Dysplasia frequently affects the hip or elbow joints by denaturing the ball and socket nodes’ regular and smooth fitting. The problem often occurs during the pup’s development into an adult and can cause arthritis if not treated in time.

Elbow complications affect GSDs more than Australian Shepherds. The joint problem also occurs during the pup’s development into adulthood. 

Despite continuous research and progress in the scientific world, experts still can’t effectively eradicate dysplasia. Scientists find it particularly difficult to isolate the infection to a particular gene.

Besides, other environmental circumstances such as over-nutrition, obesity, fast growth, and overuse of the limbs during puppyhood prevent scientists from properly eliminating the complications.

Collie eye anomaly

The anomaly hinders the normal development of the puppy’s eyes. In extreme cases, an Australian German Shepherd mix with the Collie eye can develop permanent blindness.


The absence of beneficial clotting agents will cause unnecessary and prolonged bleeding and affect the immediate healing of wounds. The problem often occurs in German Shepherds. 

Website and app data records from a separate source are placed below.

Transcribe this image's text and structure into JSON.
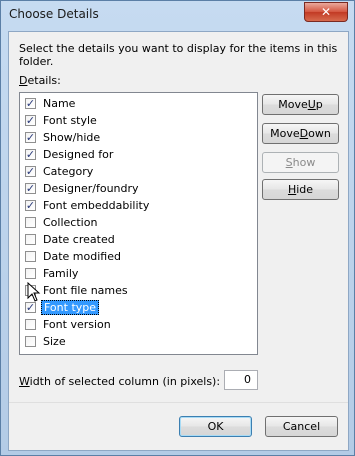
{
  "window": {
    "title": "Choose Details",
    "close_glyph": "✕"
  },
  "instruction": "Select the details you want to display for the items in this folder.",
  "details_label": {
    "accel": "D",
    "rest": "etails:"
  },
  "items": [
    {
      "label": "Name",
      "checked": true
    },
    {
      "label": "Font style",
      "checked": true
    },
    {
      "label": "Show/hide",
      "checked": true
    },
    {
      "label": "Designed for",
      "checked": true
    },
    {
      "label": "Category",
      "checked": true
    },
    {
      "label": "Designer/foundry",
      "checked": true
    },
    {
      "label": "Font embeddability",
      "checked": true
    },
    {
      "label": "Collection",
      "checked": false
    },
    {
      "label": "Date created",
      "checked": false
    },
    {
      "label": "Date modified",
      "checked": false
    },
    {
      "label": "Family",
      "checked": false
    },
    {
      "label": "Font file names",
      "checked": false
    },
    {
      "label": "Font type",
      "checked": true,
      "selected": true
    },
    {
      "label": "Font version",
      "checked": false
    },
    {
      "label": "Size",
      "checked": false
    }
  ],
  "buttons": {
    "move_up": {
      "accel": "Move ",
      "key": "U",
      "rest": "p"
    },
    "move_down": {
      "accel": "Move ",
      "key": "D",
      "rest": "own"
    },
    "show": {
      "key": "S",
      "rest": "how"
    },
    "hide": {
      "key": "H",
      "rest": "ide"
    },
    "ok": "OK",
    "cancel": "Cancel"
  },
  "width": {
    "label_key": "W",
    "label_rest": "idth of selected column (in pixels):",
    "value": "0"
  },
  "colors": {
    "selection": "#3399ff",
    "window_frame": "#b9d1ea"
  },
  "icons": {
    "close": "close-icon",
    "pointer": "mouse-pointer-icon"
  }
}
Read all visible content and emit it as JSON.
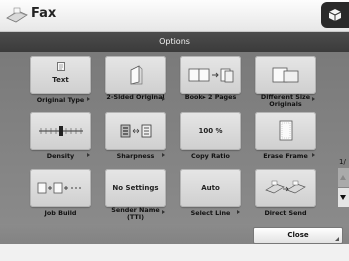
{
  "app": {
    "title": "Fax",
    "icon": "fax-icon"
  },
  "header": {
    "title": "Options"
  },
  "rows": [
    [
      {
        "key": "original-type",
        "label": "Original Type",
        "tile_text": "Text",
        "icon": "text-document-icon"
      },
      {
        "key": "2-sided-original",
        "label": "2-Sided Original",
        "tile_text": "",
        "icon": "2-sided-document-icon"
      },
      {
        "key": "book-2-pages",
        "label": "Book▸ 2 Pages",
        "tile_text": "",
        "icon": "book-to-pages-icon"
      },
      {
        "key": "different-size-originals",
        "label": "Different Size Originals",
        "tile_text": "",
        "icon": "different-size-originals-icon"
      }
    ],
    [
      {
        "key": "density",
        "label": "Density",
        "tile_text": "",
        "icon": "density-slider-icon"
      },
      {
        "key": "sharpness",
        "label": "Sharpness",
        "tile_text": "",
        "icon": "sharpness-icon"
      },
      {
        "key": "copy-ratio",
        "label": "Copy Ratio",
        "tile_text": "100 %",
        "icon": ""
      },
      {
        "key": "erase-frame",
        "label": "Erase Frame",
        "tile_text": "",
        "icon": "erase-frame-icon"
      }
    ],
    [
      {
        "key": "job-build",
        "label": "Job Build",
        "tile_text": "",
        "icon": "job-build-icon"
      },
      {
        "key": "sender-name-tti",
        "label": "Sender Name (TTI)",
        "tile_text": "No Settings",
        "icon": ""
      },
      {
        "key": "select-line",
        "label": "Select Line",
        "tile_text": "Auto",
        "icon": ""
      },
      {
        "key": "direct-send",
        "label": "Direct Send",
        "tile_text": "",
        "icon": "direct-send-icon"
      }
    ]
  ],
  "page_indicator": "1/",
  "footer": {
    "close_label": "Close"
  },
  "colors": {
    "title_bar": "#efefef",
    "options_bar": "#454545",
    "panel": "#808080",
    "tile": "#dadada"
  }
}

Female GSDs carry the disease but show no signs (asymptomatic or symptomless carriers), while male Shepherds exhibit severe symptoms.

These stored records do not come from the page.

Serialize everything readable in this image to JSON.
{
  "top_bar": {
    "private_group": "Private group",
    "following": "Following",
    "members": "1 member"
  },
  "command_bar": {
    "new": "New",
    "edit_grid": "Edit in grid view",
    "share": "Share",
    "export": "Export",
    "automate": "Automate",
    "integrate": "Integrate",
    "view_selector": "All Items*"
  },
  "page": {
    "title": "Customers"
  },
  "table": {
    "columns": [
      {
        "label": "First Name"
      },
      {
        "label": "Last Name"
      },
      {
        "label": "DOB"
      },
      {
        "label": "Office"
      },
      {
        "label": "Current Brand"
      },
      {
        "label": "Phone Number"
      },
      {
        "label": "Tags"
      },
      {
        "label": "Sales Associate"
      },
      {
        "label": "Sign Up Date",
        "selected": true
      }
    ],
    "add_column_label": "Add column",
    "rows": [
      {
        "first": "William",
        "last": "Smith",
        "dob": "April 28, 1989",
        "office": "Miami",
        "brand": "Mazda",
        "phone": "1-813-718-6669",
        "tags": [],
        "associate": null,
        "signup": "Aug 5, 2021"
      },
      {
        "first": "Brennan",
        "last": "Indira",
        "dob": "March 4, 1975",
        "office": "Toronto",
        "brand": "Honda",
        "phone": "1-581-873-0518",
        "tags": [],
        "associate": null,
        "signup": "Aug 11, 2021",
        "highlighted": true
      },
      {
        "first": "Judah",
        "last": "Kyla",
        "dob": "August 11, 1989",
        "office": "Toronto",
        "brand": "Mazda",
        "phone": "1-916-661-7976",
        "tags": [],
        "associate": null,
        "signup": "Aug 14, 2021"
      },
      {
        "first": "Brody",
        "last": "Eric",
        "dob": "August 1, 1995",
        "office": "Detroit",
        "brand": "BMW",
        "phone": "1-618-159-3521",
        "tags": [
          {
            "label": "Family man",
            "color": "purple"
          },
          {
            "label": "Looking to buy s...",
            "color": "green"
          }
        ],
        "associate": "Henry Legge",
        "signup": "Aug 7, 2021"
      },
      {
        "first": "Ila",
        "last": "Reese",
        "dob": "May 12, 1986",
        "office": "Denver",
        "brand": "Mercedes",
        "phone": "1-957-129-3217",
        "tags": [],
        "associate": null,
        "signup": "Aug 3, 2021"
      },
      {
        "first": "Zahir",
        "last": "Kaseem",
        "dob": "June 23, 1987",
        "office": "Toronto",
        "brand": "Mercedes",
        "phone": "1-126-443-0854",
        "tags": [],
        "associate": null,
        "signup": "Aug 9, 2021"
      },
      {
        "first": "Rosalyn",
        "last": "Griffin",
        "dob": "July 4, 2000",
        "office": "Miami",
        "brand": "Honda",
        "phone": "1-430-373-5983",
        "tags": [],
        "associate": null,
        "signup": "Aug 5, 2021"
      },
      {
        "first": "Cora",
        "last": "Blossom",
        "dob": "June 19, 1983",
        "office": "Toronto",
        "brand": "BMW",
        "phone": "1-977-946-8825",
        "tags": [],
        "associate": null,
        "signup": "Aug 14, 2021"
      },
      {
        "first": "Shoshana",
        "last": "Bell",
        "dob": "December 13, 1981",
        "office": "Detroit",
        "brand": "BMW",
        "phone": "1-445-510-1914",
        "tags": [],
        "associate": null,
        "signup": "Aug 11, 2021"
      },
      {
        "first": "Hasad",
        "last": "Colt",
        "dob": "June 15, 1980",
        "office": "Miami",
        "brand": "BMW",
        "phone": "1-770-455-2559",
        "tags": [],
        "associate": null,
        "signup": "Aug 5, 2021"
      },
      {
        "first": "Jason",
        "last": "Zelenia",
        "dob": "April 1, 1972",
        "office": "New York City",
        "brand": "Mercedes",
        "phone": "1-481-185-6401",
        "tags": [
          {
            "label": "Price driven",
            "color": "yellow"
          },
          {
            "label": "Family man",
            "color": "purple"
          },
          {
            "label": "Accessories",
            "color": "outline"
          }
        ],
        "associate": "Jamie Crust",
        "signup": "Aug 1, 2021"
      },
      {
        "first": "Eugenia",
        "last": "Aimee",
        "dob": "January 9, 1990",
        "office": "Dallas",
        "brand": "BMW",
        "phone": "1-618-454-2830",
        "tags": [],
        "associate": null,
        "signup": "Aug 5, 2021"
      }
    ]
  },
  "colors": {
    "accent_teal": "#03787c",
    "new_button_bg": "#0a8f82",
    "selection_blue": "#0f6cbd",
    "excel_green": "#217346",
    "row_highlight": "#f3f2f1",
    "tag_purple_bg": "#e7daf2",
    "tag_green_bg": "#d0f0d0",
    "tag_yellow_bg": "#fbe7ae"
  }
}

Signs and symptoms of Coloboma match the effects seen in the Collie anomaly. However, Coloboma only affects a specific eye segment and hinders its full development. You’ll find the infection more prevalent in Merle Shepherds.


The convulsion disorder can arise from either progenitor because the affected parents can genetically transfer the complication.

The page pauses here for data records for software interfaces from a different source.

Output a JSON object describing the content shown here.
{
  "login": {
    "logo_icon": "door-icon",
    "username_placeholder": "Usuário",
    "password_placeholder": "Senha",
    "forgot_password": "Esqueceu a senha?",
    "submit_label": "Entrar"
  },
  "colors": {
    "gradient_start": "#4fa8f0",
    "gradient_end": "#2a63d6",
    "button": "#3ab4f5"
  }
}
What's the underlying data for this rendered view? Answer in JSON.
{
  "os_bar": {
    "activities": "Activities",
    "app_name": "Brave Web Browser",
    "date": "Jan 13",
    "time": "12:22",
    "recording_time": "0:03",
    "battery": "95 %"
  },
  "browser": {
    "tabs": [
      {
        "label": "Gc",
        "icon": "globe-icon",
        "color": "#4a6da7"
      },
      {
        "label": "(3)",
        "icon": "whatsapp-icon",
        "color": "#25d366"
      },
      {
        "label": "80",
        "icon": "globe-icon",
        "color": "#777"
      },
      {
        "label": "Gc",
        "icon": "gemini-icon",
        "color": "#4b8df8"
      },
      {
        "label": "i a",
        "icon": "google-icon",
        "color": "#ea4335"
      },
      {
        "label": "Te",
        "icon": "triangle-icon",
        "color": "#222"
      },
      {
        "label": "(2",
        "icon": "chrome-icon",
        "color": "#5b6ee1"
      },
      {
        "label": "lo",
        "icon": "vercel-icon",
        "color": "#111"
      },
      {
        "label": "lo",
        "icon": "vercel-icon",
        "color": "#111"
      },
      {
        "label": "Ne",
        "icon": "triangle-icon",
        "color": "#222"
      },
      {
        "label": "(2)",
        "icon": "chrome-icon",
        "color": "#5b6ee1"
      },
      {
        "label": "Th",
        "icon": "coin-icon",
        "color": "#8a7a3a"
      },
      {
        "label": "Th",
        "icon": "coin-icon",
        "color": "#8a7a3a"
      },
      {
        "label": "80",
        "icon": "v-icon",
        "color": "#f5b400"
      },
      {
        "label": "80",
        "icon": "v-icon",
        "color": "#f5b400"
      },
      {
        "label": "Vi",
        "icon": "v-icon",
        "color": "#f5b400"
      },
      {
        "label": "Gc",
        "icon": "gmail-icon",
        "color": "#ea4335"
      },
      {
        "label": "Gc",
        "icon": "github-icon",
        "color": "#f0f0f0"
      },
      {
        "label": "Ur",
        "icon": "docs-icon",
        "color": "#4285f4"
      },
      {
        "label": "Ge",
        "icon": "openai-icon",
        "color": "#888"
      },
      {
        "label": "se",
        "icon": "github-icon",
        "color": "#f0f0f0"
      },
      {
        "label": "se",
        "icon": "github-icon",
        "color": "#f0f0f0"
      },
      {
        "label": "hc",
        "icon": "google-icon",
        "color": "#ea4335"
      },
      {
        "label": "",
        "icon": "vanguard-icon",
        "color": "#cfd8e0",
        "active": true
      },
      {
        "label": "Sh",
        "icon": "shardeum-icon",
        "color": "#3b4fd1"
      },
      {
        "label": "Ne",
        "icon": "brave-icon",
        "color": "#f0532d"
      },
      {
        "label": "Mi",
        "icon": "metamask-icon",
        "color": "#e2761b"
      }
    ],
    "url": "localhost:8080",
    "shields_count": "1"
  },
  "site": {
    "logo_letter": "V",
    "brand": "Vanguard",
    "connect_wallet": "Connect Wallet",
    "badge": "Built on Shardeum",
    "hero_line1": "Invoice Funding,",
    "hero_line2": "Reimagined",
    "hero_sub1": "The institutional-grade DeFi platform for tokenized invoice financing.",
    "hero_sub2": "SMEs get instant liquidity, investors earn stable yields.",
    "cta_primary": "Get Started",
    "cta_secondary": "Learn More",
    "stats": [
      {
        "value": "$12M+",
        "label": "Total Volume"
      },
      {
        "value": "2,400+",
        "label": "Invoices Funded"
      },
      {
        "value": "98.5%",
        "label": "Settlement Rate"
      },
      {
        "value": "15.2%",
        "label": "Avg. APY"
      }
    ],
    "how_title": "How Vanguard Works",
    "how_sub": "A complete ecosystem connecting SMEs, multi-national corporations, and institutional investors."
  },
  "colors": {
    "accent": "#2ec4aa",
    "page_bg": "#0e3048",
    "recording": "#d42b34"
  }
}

Digestive issues

The absence of pancreatic catalysts in German Shepherds can result in their underdevelopment when their organs fail to digest foods.

Sensitivity to various medications

The phenomenon uniquely affects Aussies, Border collies, and Collies. The sensitivity can cause severe and life-threatening olfactory reactions when administering common medicines for anesthesia and deworming to your dog.

Overall, the Australian Shepherd Mix experiences fewer complications than those shared by the Aussies and GSDs. However, priority concerns include hemophilia, eye complications, and dysplasia.

We advise dog owners to administer medicines with caution, particularly when treating dogs with Aussie or Collie bloodlines.

Keeping the hybrid as a family pet

Australian German Shepherd crossbreeds require consistent training and exercise schedules and high upkeep costs to nurture them into good family companions.

Even though this Mix’s demanding lifestyle makes it hard for some dog owners to keep up, several other qualities suggest otherwise. A German Shepherd Australian cross can quickly get along with other pets if you train them at an early age to socialize.

The strong herding intuitions of GSDs and mainly Aussie Shepherds lead them into feeling the need to herd and guard people. Ensure you continually train and remind the cross not to nip at children’s heels or gather them at specific locations.

If you want to raise an Australian Shepherd mix effectively, we recommend that you socialize them with many different people and in different circumstances.

With proper socialization, the crossbreeds will act politely towards visitors and, over time, learn to differentiate them from intruders.

Wrapping Up

The benefits of acquiring and nurturing an Australian German Shepherd cross significantly outweigh the downsides. You’ll only require consistent coaching and positive teaching to instill the desirable character in your puppy.

Besides proper training, German Shepherd Australian hybrids need adequate nutrition, regular grooming, and frequent visits to the vet for checkups and medication.

The crosses can live up to fifteen years, provided their owners focus on the dog’s feeding and exercise routines.

Some mixed colors are hard and expensive to come by. Regardless, finding a healthy Aussie German pup requires pinpointing a trustworthy breeder who will provide all the necessary documentation on the puppy’s welfare.

Leave a comment